First, we find it increasingly difficult to protect ourselves from the debilitating effects of big government, big business, big markets, and big agriculture, who want all of us to be the same and to love bigness as much as they do.
Second, in addition to being too big, our government is too centralized, too powerful, too intrusive, too materialistic, and too unresponsive to the needs of individual citizens and small communities.
Third, the U.S. government has lost its moral authority because it is owned, operated, and controlled by corporate America. National and Congressional elections are bought and sold to the highest bidders.
Fourth, we have a single political party, the Republican Party, disguised as a two-party system. The Democratic Party is effectively brain dead, having had no new ideas since the 1960s.
Fifth, we have become disillusioned with the so-called American way—corporate greed, the war on terrorism, homeland security, the denial of civil liberties, pandering to the rich and powerful, environmental insensitivity and the culture of deceit.
Sixth, American foreign policy, which is based on the doctrine of full spectrum dominance, is immoral, illegal, unconstitutional, and in violation of the United Nations Charter.
Seventh, as long as Vermont remains in the Union, we face the risk of terrorist attack and military conscription of our youth.
Eighth, the U.S. suffers from imperial overstretch and has become unsustainable politically, economically, agriculturally, socially, culturally, and environmentally. It has become both ungovernable and unfixable.
“Whenever any form of government becomes destructive,…it is the right of the people to alter or to abolish it, and to institute new government, laying its foundation on such principles and organizing its powers in such form, as to them shall seem most likely to effect their safety and happiness,” said Thomas Jefferson in the Declaration of Independence. Just as a group has a right to form, so too does it have a right to disband, to subdivide itself, or to withdraw from a larger unit.
Vermont is smaller, more rural, more democratic, less violent, less commercial, more egalitarian, more humane, more independent, and more radical than most states. It provides a communitarian alternative to the dehumanized, mass production, mass consumption, narcissistic lifestyle which pervades most of America.
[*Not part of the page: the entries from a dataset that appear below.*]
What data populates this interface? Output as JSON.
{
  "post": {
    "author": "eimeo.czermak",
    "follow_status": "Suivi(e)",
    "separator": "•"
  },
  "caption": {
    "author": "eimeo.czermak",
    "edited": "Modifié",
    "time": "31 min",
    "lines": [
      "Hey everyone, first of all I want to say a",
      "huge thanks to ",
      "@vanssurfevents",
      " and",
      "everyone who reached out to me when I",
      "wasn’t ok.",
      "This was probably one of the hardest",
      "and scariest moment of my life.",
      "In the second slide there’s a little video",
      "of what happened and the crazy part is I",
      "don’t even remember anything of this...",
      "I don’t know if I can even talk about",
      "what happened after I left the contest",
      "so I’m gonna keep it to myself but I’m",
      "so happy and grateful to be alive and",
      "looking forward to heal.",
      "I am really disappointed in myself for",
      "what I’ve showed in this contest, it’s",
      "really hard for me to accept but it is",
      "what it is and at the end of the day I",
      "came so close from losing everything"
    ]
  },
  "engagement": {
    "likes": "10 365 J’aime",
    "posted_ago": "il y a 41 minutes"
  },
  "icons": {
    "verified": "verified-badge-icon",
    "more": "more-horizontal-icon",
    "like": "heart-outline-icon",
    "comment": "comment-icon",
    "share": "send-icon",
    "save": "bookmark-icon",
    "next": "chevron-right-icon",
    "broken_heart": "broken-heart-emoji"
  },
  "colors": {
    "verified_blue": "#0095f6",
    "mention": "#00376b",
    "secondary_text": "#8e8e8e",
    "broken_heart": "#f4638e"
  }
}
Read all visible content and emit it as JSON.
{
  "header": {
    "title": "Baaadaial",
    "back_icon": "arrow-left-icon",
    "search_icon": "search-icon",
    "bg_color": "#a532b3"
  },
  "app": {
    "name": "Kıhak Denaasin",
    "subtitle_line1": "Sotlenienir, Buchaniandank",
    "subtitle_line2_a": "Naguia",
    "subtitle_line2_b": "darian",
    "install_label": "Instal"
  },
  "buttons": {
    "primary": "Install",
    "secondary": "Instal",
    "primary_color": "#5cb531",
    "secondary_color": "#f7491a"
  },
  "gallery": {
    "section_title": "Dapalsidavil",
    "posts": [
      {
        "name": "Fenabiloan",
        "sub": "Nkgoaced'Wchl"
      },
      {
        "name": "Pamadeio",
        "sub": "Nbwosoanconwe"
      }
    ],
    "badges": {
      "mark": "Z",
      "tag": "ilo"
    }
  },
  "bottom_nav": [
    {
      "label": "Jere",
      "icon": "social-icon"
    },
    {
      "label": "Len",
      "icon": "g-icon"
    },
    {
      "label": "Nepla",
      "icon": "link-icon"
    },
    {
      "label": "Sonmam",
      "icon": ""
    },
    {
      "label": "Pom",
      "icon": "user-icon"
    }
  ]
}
Fundamental to what it means to be a Vermonter is the right of self-preservation. The time has come for us peacefully to rebel against the American Empire by (1) regaining control of our lives from big government, big business, big cities, big schools, and big computer networks; (2) relearning how to take care of ourselves by decentralizing, downsizing, localizing, demilitarizing, simplifying, and humanizing our lives; and (3) learning how to help others take care of themselves.
This is a call for Vermont to reclaim its soul—to return to its rightful status as an independent republic. In so doing, Vermont can provide a kinder, gentler model for a nation obsessed with money, power, size, speed, greed, and fear of terrorism.
Long live the Second Vermont Republic! If you live in Vermont, come join us. If you live outside Vermont, please support us, and please feel free to consider the possibility of starting your own independence movement as well.